== Your task ==
Draw out every line with the word "Фильтр" from the listing below.
* * * *
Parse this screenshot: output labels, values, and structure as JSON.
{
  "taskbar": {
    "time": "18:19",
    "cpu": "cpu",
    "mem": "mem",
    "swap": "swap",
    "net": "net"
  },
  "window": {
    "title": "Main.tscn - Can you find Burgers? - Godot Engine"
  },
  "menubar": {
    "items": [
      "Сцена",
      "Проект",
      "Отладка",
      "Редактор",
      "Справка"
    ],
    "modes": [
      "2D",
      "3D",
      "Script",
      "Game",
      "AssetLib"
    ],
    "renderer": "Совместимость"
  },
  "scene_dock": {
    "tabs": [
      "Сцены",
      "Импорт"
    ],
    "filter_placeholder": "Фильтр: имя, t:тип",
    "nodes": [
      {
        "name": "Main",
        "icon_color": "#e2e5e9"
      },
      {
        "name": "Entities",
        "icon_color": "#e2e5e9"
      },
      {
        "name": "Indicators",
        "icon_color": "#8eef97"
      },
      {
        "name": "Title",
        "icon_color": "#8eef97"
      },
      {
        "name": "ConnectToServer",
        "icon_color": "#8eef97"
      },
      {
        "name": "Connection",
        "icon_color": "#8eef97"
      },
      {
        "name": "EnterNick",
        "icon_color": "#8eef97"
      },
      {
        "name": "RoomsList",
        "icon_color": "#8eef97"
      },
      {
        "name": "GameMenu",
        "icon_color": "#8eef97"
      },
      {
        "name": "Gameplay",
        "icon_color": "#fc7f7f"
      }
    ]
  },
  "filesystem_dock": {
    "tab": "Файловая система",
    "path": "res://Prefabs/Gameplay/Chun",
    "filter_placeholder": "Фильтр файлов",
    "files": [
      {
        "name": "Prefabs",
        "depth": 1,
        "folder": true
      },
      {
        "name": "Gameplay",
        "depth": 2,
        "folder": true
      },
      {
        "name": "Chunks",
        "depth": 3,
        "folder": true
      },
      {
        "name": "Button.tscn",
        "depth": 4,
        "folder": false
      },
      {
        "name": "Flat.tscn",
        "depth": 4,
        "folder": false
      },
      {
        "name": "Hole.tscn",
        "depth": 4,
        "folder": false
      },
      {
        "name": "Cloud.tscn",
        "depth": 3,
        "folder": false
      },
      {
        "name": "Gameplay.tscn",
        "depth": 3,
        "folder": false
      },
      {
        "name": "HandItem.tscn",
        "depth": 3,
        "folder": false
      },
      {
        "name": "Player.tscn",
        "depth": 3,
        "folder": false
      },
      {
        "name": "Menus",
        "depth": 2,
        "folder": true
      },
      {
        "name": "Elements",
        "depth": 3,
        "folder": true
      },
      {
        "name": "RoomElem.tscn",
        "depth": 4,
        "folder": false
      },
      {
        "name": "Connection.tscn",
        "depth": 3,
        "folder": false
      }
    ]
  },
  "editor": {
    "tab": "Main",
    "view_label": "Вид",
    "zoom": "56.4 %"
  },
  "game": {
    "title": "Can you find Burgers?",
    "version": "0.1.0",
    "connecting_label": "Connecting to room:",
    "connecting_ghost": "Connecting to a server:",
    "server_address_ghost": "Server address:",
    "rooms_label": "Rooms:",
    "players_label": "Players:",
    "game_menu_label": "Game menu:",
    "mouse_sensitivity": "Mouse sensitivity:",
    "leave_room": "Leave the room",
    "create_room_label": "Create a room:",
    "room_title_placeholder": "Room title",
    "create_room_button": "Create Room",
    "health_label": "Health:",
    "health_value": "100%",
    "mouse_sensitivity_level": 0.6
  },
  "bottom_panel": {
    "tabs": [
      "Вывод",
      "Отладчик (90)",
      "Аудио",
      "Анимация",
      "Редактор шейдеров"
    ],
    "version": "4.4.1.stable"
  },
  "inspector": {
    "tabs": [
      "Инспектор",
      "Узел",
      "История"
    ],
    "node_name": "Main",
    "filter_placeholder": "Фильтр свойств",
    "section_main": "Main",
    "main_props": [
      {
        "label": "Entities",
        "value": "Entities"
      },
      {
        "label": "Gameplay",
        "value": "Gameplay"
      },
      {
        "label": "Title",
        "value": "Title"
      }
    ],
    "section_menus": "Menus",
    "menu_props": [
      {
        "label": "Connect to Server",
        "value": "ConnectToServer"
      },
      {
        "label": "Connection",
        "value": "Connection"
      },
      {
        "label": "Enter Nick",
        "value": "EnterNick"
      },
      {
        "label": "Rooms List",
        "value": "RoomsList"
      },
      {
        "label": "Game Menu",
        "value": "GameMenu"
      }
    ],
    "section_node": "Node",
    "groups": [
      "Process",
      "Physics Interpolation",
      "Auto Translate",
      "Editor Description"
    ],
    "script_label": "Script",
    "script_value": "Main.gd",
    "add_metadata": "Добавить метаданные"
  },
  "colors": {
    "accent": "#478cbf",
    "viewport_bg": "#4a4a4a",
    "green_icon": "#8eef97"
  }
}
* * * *
== Response ==
    "filter_placeholder": "Фильтр: имя, t:тип",
    "filter_placeholder": "Фильтр файлов",
    "filter_placeholder": "Фильтр свойств",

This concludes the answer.